“Everything came to a head in my mid-twenties,” she was saying. “So that’s when I finally got out.” She balanced her child on her knee as she spoke. “I want to help others get out.”
I was having tea with a daughter of patriarchy.
She told me one story after another, about her own life and the lives of others, about control and domination and refusal to allow independent thinking and for some, eventual escapes.
“So of all the ones you know who got out,” I asked, “how many are still following Christ?”
My new friend paused, figuring. “I guess three out of about thirty that I know for sure.”
Three out of thirty. Ten percent were still following Jesus.
She was one of that ten percent. She was one of the small minority who had left this system but still looked for freedom and hope and truth in the Christ who is shown in the Scriptures and through the Spirit.
I thought about the young people the parents of patriarchy used to be, when we all sat in homeschool conventions together in the 1980s and 1990s, the air crackling with the energy of hope and optimism that we would raise up a godly generation.
What had happened in those intervening years? How had so many of them gone so far astray as to think oppression, manipulation, threats, and control were part of the right way to raise their children, especially their daughters, in godliness?

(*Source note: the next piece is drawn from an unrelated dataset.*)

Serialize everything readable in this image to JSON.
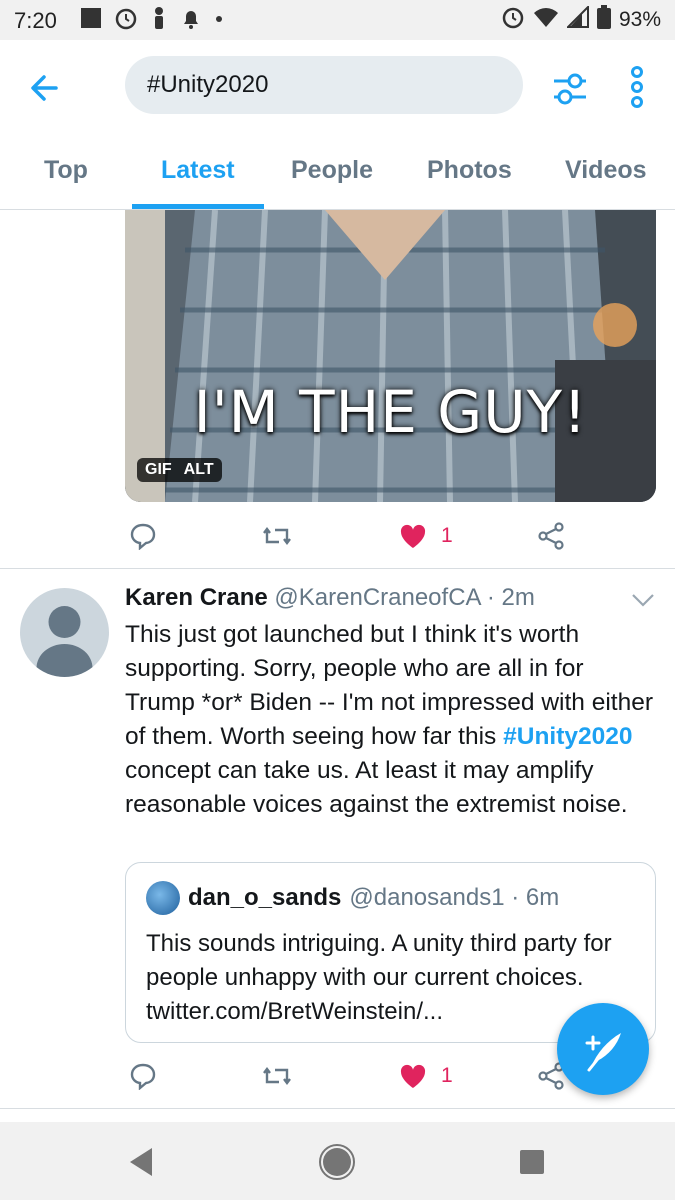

“My father told me so often that God works through men to reveal his will for women. My parents nailed me with it before I left home: ‘You can’t know God’s will without a father or husband. Women are too easily deceived. They cannot trust their own hearts.’”
I don’t mean to be saying that oppression, manipulation, threats, and control this extreme are present in every patriarchal family. . . . But it’s been the case in the majority of the ones I’ve heard about.

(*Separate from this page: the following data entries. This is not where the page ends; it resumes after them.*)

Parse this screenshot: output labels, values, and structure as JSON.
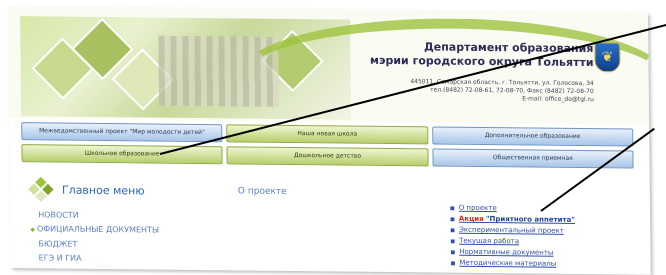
{
  "header": {
    "title_line1": "Департамент образования",
    "title_line2": "мэрии городского округа Тольятти",
    "address_line1": "445011, Самарская область, г. Тольятти, ул. Голосова, 34",
    "address_line2": "тел.(8482) 72-08-61, 72-08-70, Факс (8482) 72-08-70",
    "address_line3": "E-mail: office_do@tgl.ru"
  },
  "nav": {
    "row1": [
      "Межведомственный проект \"Мир молодости детей\"",
      "Наша новая школа",
      "Дополнительное образование"
    ],
    "row2": [
      "Школьное образование",
      "Дошкольное детство",
      "Общественная приемная"
    ]
  },
  "main_menu": {
    "title": "Главное меню",
    "items": [
      "НОВОСТИ",
      "ОФИЦИАЛЬНЫЕ ДОКУМЕНТЫ",
      "БЮДЖЕТ",
      "ЕГЭ И ГИА"
    ]
  },
  "content": {
    "about_link": "О проекте",
    "links": {
      "item1": "О проекте",
      "item2_prefix": "Акция",
      "item2_link": "\"Приятного аппетита\"",
      "item3": "Экспериментальный проект",
      "item4": "Текущая работа",
      "item5": "Нормативные документы",
      "item6": "Методические материалы"
    }
  },
  "colors": {
    "accent_green": "#9ec33c",
    "link_blue": "#5b7fc2",
    "highlight_red": "#d2241b"
  }
}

But the root problem . . . the root problem isn’t that oppression.
The root problem of God’s Old Covenant people
God’s Old Covenant people were oppressors too. Their sin of oppression is described in the Old Testament prophets—Isaiah 1 and Jeremiah 5 give just two examples. (And as a side note, among the beautiful promises God made in this book is that those who mourned—that is, the oppressed—would be comforted.)
But what did God say was the root problem?
You have left Me.
The root problem of patriarchy
The root problem in patriarchy for many of its adherents is that while lip service was being given to Jesus Christ, He Himself was removed from the place of centrality and supremacy in their individual lives, their families, and their churches.
Maybe many of the people who followed patriarchy said, “I did all those things wrong when I was a teenager, so now I’m going to follow in this path, and then my children won’t do any of those wrong things. They won’t make any of those mistakes.” Maybe they put a system in the center of their lives where the Jesus Christ belonged.
So, in my mulling and pondering, I remembered a significant incident from my own life in about 2002, around fifteen years ago.